500 Pit Bulls Sterilized
San Francisco, CA - On August 28, 2007, the SF Gate reported the first results of the pit bull sterilization law. Prior to the passage of the law, pit bulls occupied three-quarters of the dog kennels at San Francisco's Animal Care and Control shelter. 18 months later, they only filled about one quarter. Since the new law, the number of pit bulls euthanized by the city has also dropped.
Animal Care and Control Director Carl Friedman said the city has impounded 21 percent fewer pit bulls since the law passed than during the previous year and a half. The number of pit bulls euthanized has dropped 24 percent. Friedman says fewer pit bulls are being abandoned to the pound because fewer are being born, thanks to the spay and neuter requirement.
Animal control officers have confiscated 38 pit bulls from owners who refused to comply with the law, Friedman said.
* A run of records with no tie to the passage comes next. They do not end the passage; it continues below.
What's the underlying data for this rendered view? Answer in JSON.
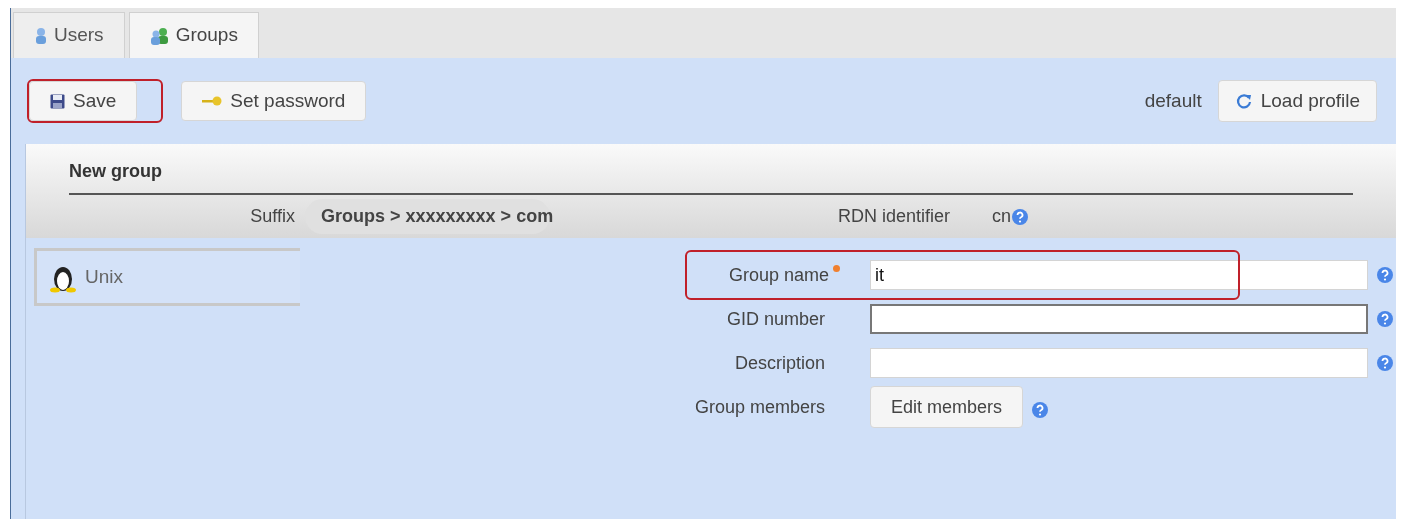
{
  "tabs": [
    {
      "label": "Users",
      "kind": "user",
      "selected": false
    },
    {
      "label": "Groups",
      "kind": "group",
      "selected": true
    }
  ],
  "toolbar": {
    "buttons": [
      {
        "label": "Save",
        "kind": "save",
        "highlighted": true
      },
      {
        "label": "Set password",
        "kind": "key",
        "highlighted": false
      }
    ],
    "profile": {
      "name": "default",
      "button": "Load profile"
    }
  },
  "panel": {
    "title": "New group",
    "suffix_label": "Suffix",
    "suffix_value": "Groups > xxxxxxxxx > com",
    "rdn_label": "RDN identifier",
    "rdn_value": "cn"
  },
  "modules": [
    {
      "label": "Unix",
      "selected": true
    }
  ],
  "fields": [
    {
      "kind": "input",
      "label": "Group name",
      "required": true,
      "value": "it",
      "focused": false,
      "highlighted": true
    },
    {
      "kind": "input",
      "label": "GID number",
      "required": false,
      "focused": true,
      "highlighted": false
    },
    {
      "kind": "input",
      "label": "Description",
      "required": false,
      "focused": false,
      "highlighted": false
    },
    {
      "kind": "button",
      "label": "Group members",
      "button": "Edit members",
      "highlighted": false
    }
  ]
}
About 500 pit bulls have been spayed or neutered in San Francisco in that time, he said. Animal Care and Control does the operations, as well as the SPCA and a free mobile clinic from the Peninsula Humane Society that visits the city twice a month.
Animal control officers issue a fix-it ticket to noncompliant dog owners, requiring that the pit bull be sterilized within two weeks. Officers also hand out information on low-cost and free surgeries. Officers follow up with visits to the owners who have not complied. A first violation can bring a $500 fine; more than one citation can put an owner in jail and result in the city seizing the dog.
Pit Bulls by the Numbers
Between February 1, 2006 (when the law took effect) and August 25, 2007:
- 250 fix-it tickets have been issued
- 204 citations have been issued
- 38 pit bulls or pit bull mixes have been seized
- About 500 pit bulls have been spayed or neutered
- Pit bull euthanizations dropped 24 percent
- Shelter occupany rates dropped from 3/4 to 1/4
09/01/08: Most Recent Pit Bull and Fatal Dog Attack Statistics
09/19/08: Snip the Pit Ordinance in Manteca Being Considered